The clinical trial that Hines joined was the first of its kind for children. But using arsenic to treat leukemia is nothing new; it’s been used on adult leukemia patients for more than 15 years. This fact did not sit well with Hines. And the more she researched, the more she became convinced that — compared to adult cancers — childhood cancer research was underfunded and overlooked. In the past 20 years, only three new drugs have been developed specifically for pediatric cancer. But in 2014 alone, the FDA approved nine drugs for adult cancer. Hines believes that all new cancer drugs and treatments should also be tested on kids, and she’s made it her mission to spread the word.

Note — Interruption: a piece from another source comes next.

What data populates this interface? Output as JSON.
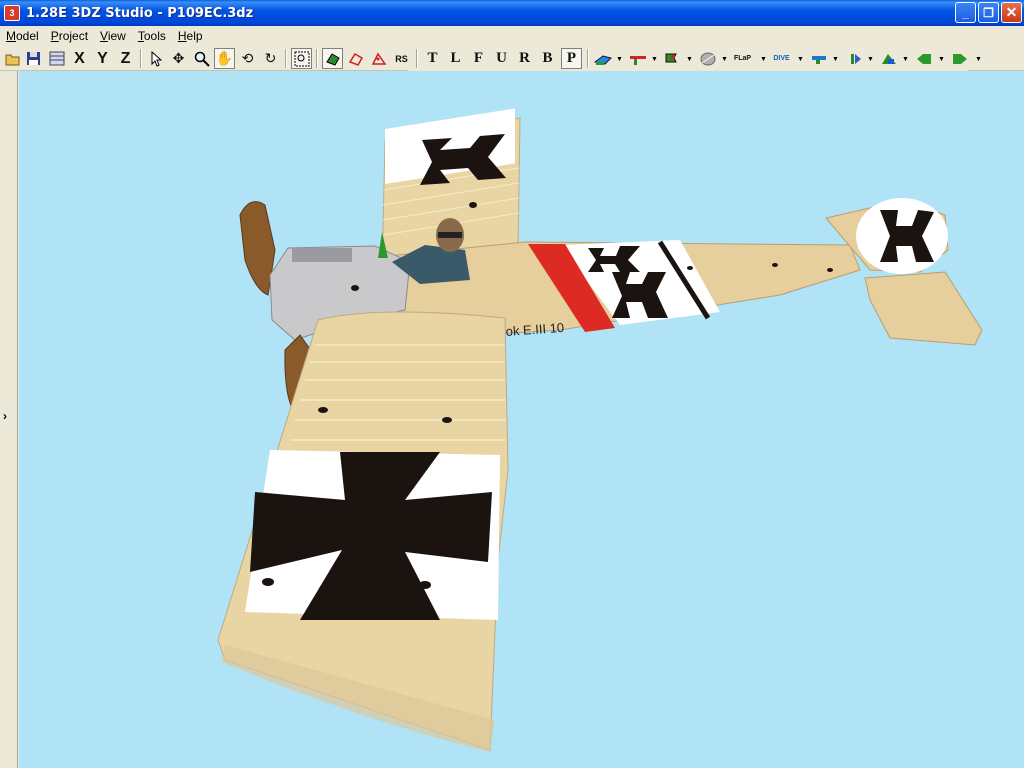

Her ambition caught the attention of St. Baldrick’s Childhood Cancer Research Foundation, which just happened to be looking for its own kid ambassadors to help push the STAR Act (Survivorship Treatment, Access and Research) through legislation in Washington, D.C., this past May during Childhood Cancer Action Days. “I was one of five kids chosen, out of thousands,” Hines says. “It was truly an honor.”

Hines shared her story and discussed the critical needs of childhood cancer survivors with state representatives from the offices of Senator Bill Cassidy, M.D., and Representative Steve Scalise. So far, the STAR Act passed through the House but is awaiting Senate approval. “It’s so cool to be a part of something bigger than myself,” Hines says. “I feel blessed to have discovered my passion at age 17. Cancer has given me more than it could ever have taken away from me.”

On Sept. 7, Hines will celebrate one year of being cancer free. While she still suffers side effects from treatment — painful peripheral neuropathy among them — she plans on attending Millsaps College and majoring in political science with a minor in non-profits. “Cancer will always be a part of who I am,” she says. “But it’s not all that I am.”

 

Childhood Cancer Facts

  • Childhood cancer is the No. 1 disease killer in children in the United States.
  • One in 285 children in the United States will be diagnosed with cancer by the time they are 20 years old.
  • The average age of a child diagnosed with cancer is 6.
  • One in five children diagnosed with cancer will not survive.
  • Because of the treatment they had as kids, more than 95 percent of adults who had childhood cancer will have chronic health problems, and 80 percent will have severe or life-threatening conditions.